:: Page and application data records ::

━━━

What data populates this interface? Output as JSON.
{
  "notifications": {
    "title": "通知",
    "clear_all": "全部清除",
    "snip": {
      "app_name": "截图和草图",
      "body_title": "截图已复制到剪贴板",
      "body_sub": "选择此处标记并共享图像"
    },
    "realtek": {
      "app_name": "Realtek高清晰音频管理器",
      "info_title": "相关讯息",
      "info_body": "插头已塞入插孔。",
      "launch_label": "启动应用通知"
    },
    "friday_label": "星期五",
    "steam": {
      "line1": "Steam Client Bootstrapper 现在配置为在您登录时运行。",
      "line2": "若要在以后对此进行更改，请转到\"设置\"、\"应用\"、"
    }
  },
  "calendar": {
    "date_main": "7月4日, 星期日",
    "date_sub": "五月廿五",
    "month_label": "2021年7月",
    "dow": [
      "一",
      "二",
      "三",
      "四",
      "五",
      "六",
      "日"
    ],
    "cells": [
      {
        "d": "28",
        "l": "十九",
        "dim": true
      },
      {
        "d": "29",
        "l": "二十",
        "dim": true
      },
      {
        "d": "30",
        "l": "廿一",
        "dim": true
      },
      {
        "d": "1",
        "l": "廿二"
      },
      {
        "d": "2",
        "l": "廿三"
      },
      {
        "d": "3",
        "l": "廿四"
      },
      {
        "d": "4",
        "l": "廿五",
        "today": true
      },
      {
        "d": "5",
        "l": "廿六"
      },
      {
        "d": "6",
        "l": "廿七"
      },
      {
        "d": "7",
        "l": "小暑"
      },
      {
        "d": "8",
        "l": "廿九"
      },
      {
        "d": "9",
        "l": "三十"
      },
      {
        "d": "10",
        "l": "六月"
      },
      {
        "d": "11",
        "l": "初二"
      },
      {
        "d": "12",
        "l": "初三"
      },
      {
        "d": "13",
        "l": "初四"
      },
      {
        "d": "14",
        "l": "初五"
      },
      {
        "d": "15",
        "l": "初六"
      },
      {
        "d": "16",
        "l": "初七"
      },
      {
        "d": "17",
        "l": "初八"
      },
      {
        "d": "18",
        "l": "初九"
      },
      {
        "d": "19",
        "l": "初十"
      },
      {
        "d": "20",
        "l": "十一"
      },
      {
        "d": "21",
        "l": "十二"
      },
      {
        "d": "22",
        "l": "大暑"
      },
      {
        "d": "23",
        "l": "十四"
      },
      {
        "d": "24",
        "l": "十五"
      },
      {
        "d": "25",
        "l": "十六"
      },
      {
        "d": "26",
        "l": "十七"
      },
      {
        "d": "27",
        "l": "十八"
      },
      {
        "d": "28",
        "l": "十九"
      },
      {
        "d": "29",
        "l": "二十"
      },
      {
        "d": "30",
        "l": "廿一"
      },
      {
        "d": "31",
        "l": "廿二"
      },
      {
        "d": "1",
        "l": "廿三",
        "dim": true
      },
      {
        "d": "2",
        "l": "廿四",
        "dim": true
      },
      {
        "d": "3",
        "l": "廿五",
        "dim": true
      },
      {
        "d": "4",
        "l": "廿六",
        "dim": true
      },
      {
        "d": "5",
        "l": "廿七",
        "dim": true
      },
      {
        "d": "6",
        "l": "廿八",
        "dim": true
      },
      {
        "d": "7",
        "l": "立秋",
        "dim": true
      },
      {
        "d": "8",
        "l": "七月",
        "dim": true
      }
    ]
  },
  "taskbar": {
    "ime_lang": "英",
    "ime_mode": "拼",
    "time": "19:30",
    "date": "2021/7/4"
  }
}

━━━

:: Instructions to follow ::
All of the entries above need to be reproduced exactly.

:: Answer section ::
What data populates this interface? Output as JSON.
{
  "notifications": {
    "title": "通知",
    "clear_all": "全部清除",
    "snip": {
      "app_name": "截图和草图",
      "body_title": "截图已复制到剪贴板",
      "body_sub": "选择此处标记并共享图像"
    },
    "realtek": {
      "app_name": "Realtek高清晰音频管理器",
      "info_title": "相关讯息",
      "info_body": "插头已塞入插孔。",
      "launch_label": "启动应用通知"
    },
    "friday_label": "星期五",
    "steam": {
      "line1": "Steam Client Bootstrapper 现在配置为在您登录时运行。",
      "line2": "若要在以后对此进行更改，请转到\"设置\"、\"应用\"、"
    }
  },
  "calendar": {
    "date_main": "7月4日, 星期日",
    "date_sub": "五月廿五",
    "month_label": "2021年7月",
    "dow": [
      "一",
      "二",
      "三",
      "四",
      "五",
      "六",
      "日"
    ],
    "cells": [
      {
        "d": "28",
        "l": "十九",
        "dim": true
      },
      {
        "d": "29",
        "l": "二十",
        "dim": true
      },
      {
        "d": "30",
        "l": "廿一",
        "dim": true
      },
      {
        "d": "1",
        "l": "廿二"
      },
      {
        "d": "2",
        "l": "廿三"
      },
      {
        "d": "3",
        "l": "廿四"
      },
      {
        "d": "4",
        "l": "廿五",
        "today": true
      },
      {
        "d": "5",
        "l": "廿六"
      },
      {
        "d": "6",
        "l": "廿七"
      },
      {
        "d": "7",
        "l": "小暑"
      },
      {
        "d": "8",
        "l": "廿九"
      },
      {
        "d": "9",
        "l": "三十"
      },
      {
        "d": "10",
        "l": "六月"
      },
      {
        "d": "11",
        "l": "初二"
      },
      {
        "d": "12",
        "l": "初三"
      },
      {
        "d": "13",
        "l": "初四"
      },
      {
        "d": "14",
        "l": "初五"
      },
      {
        "d": "15",
        "l": "初六"
      },
      {
        "d": "16",
        "l": "初七"
      },
      {
        "d": "17",
        "l": "初八"
      },
      {
        "d": "18",
        "l": "初九"
      },
      {
        "d": "19",
        "l": "初十"
      },
      {
        "d": "20",
        "l": "十一"
      },
      {
        "d": "21",
        "l": "十二"
      },
      {
        "d": "22",
        "l": "大暑"
      },
      {
        "d": "23",
        "l": "十四"
      },
      {
        "d": "24",
        "l": "十五"
      },
      {
        "d": "25",
        "l": "十六"
      },
      {
        "d": "26",
        "l": "十七"
      },
      {
        "d": "27",
        "l": "十八"
      },
      {
        "d": "28",
        "l": "十九"
      },
      {
        "d": "29",
        "l": "二十"
      },
      {
        "d": "30",
        "l": "廿一"
      },
      {
        "d": "31",
        "l": "廿二"
      },
      {
        "d": "1",
        "l": "廿三",
        "dim": true
      },
      {
        "d": "2",
        "l": "廿四",
        "dim": true
      },
      {
        "d": "3",
        "l": "廿五",
        "dim": true
      },
      {
        "d": "4",
        "l": "廿六",
        "dim": true
      },
      {
        "d": "5",
        "l": "廿七",
        "dim": true
      },
      {
        "d": "6",
        "l": "廿八",
        "dim": true
      },
      {
        "d": "7",
        "l": "立秋",
        "dim": true
      },
      {
        "d": "8",
        "l": "七月",
        "dim": true
      }
    ]
  },
  "taskbar": {
    "ime_lang": "英",
    "ime_mode": "拼",
    "time": "19:30",
    "date": "2021/7/4"
  }
}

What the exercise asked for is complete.